[Data for processing]
<<<<

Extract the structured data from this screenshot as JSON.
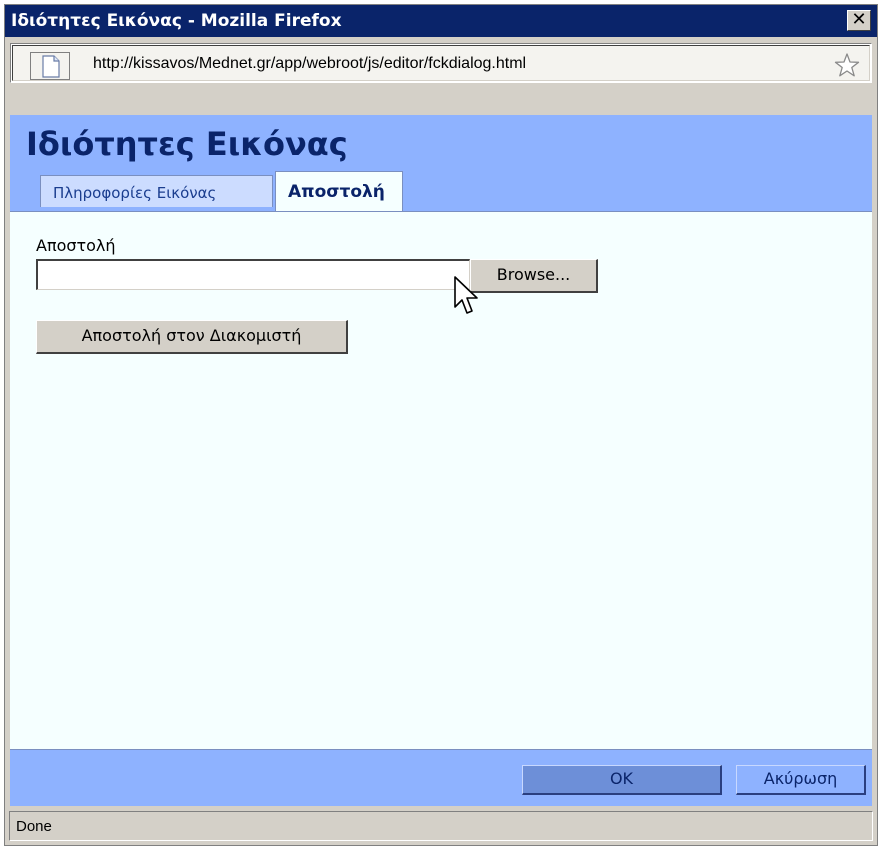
{
  "window": {
    "title": "Ιδιότητες Εικόνας - Mozilla Firefox",
    "close_label": "✕"
  },
  "urlbar": {
    "url": "http://kissavos/Mednet.gr/app/webroot/js/editor/fckdialog.html",
    "page_icon": "page-icon",
    "bookmark_icon": "star-icon"
  },
  "dialog": {
    "title": "Ιδιότητες Εικόνας",
    "tabs": [
      {
        "label": "Πληροφορίες Εικόνας",
        "active": false
      },
      {
        "label": "Αποστολή",
        "active": true
      }
    ],
    "upload_label": "Αποστολή",
    "file_value": "",
    "browse_label": "Browse...",
    "send_label": "Αποστολή στον Διακομιστή",
    "ok_label": "OK",
    "cancel_label": "Ακύρωση"
  },
  "status": {
    "text": "Done"
  },
  "colors": {
    "titlebar": "#0a246a",
    "dialog_header": "#8eb2ff",
    "dialog_body": "#f5ffff"
  }
}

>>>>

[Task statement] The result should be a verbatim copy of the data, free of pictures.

[Problem solution]
Extract the structured data from this screenshot as JSON.
{
  "window": {
    "title": "Ιδιότητες Εικόνας - Mozilla Firefox",
    "close_label": "✕"
  },
  "urlbar": {
    "url": "http://kissavos/Mednet.gr/app/webroot/js/editor/fckdialog.html",
    "page_icon": "page-icon",
    "bookmark_icon": "star-icon"
  },
  "dialog": {
    "title": "Ιδιότητες Εικόνας",
    "tabs": [
      {
        "label": "Πληροφορίες Εικόνας",
        "active": false
      },
      {
        "label": "Αποστολή",
        "active": true
      }
    ],
    "upload_label": "Αποστολή",
    "file_value": "",
    "browse_label": "Browse...",
    "send_label": "Αποστολή στον Διακομιστή",
    "ok_label": "OK",
    "cancel_label": "Ακύρωση"
  },
  "status": {
    "text": "Done"
  },
  "colors": {
    "titlebar": "#0a246a",
    "dialog_header": "#8eb2ff",
    "dialog_body": "#f5ffff"
  }
}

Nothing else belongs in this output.